### DIRECTIONS
Set the listing down exactly; no pictures.
━━━━━ DATA FOR THIS TASK
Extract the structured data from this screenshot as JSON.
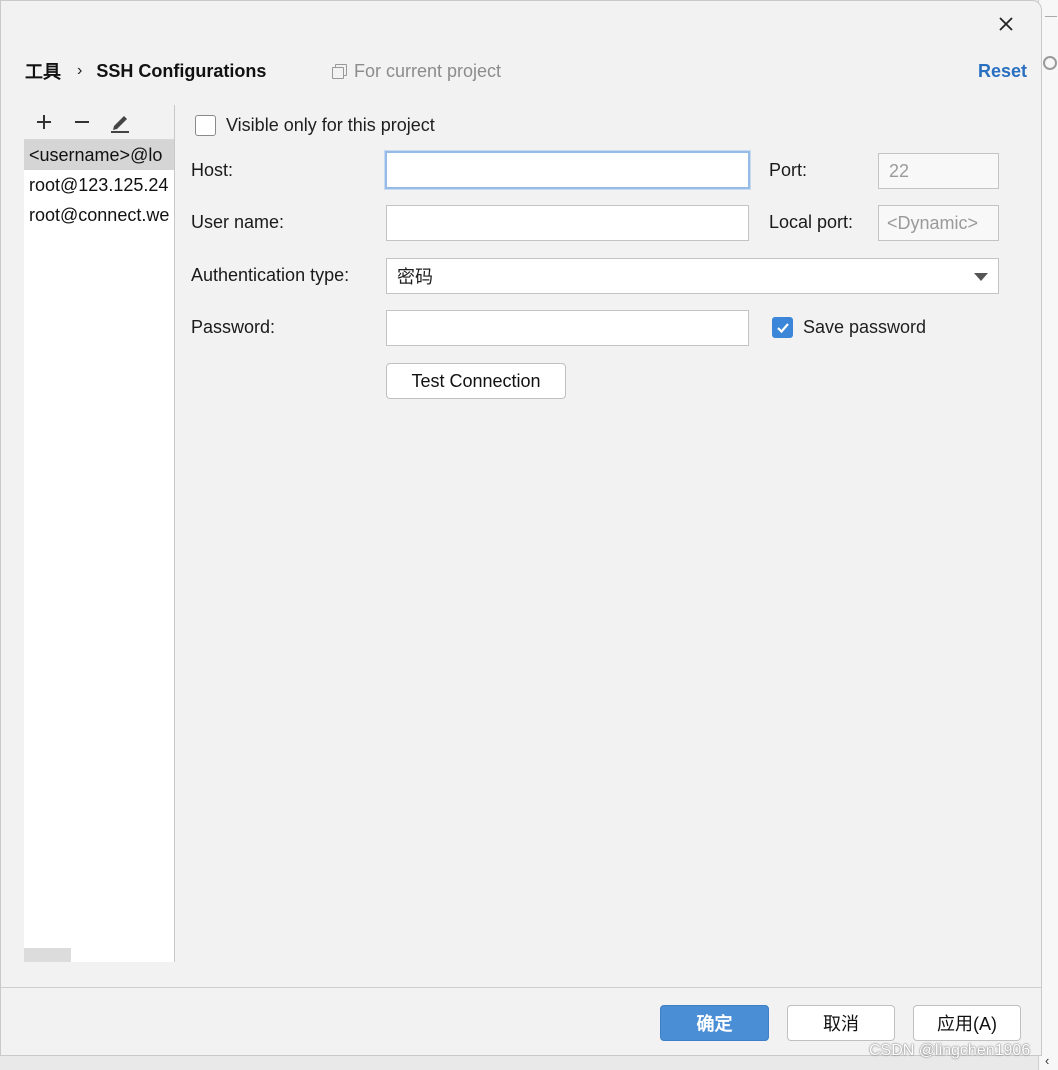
{
  "header": {
    "breadcrumb_root": "工具",
    "breadcrumb_sep": "›",
    "breadcrumb_page": "SSH Configurations",
    "scope": "For current project",
    "reset": "Reset"
  },
  "list": {
    "items": [
      {
        "label": "<username>@lo",
        "selected": true
      },
      {
        "label": "root@123.125.24",
        "selected": false
      },
      {
        "label": "root@connect.we",
        "selected": false
      }
    ],
    "toolbar_icons": [
      "add-icon",
      "remove-icon",
      "edit-icon"
    ]
  },
  "form": {
    "visible_only_label": "Visible only for this project",
    "visible_only_checked": false,
    "host_label": "Host:",
    "host_value": "",
    "port_label": "Port:",
    "port_value": "22",
    "username_label": "User name:",
    "username_value": "",
    "local_port_label": "Local port:",
    "local_port_placeholder": "<Dynamic>",
    "auth_type_label": "Authentication type:",
    "auth_type_value": "密码",
    "password_label": "Password:",
    "password_value": "",
    "save_password_label": "Save password",
    "save_password_checked": true,
    "test_connection": "Test Connection"
  },
  "footer": {
    "ok": "确定",
    "cancel": "取消",
    "apply": "应用(A)"
  },
  "watermark": "CSDN @lingchen1906",
  "colors": {
    "accent": "#4a8ed6",
    "link": "#2a6fc0",
    "checkbox_checked": "#3c86d9",
    "focus_border": "#96bbe6"
  }
}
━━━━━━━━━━
### REPLY
Extract the structured data from this screenshot as JSON.
{
  "header": {
    "breadcrumb_root": "工具",
    "breadcrumb_sep": "›",
    "breadcrumb_page": "SSH Configurations",
    "scope": "For current project",
    "reset": "Reset"
  },
  "list": {
    "items": [
      {
        "label": "<username>@lo",
        "selected": true
      },
      {
        "label": "root@123.125.24",
        "selected": false
      },
      {
        "label": "root@connect.we",
        "selected": false
      }
    ],
    "toolbar_icons": [
      "add-icon",
      "remove-icon",
      "edit-icon"
    ]
  },
  "form": {
    "visible_only_label": "Visible only for this project",
    "visible_only_checked": false,
    "host_label": "Host:",
    "host_value": "",
    "port_label": "Port:",
    "port_value": "22",
    "username_label": "User name:",
    "username_value": "",
    "local_port_label": "Local port:",
    "local_port_placeholder": "<Dynamic>",
    "auth_type_label": "Authentication type:",
    "auth_type_value": "密码",
    "password_label": "Password:",
    "password_value": "",
    "save_password_label": "Save password",
    "save_password_checked": true,
    "test_connection": "Test Connection"
  },
  "footer": {
    "ok": "确定",
    "cancel": "取消",
    "apply": "应用(A)"
  },
  "watermark": "CSDN @lingchen1906",
  "colors": {
    "accent": "#4a8ed6",
    "link": "#2a6fc0",
    "checkbox_checked": "#3c86d9",
    "focus_border": "#96bbe6"
  }
}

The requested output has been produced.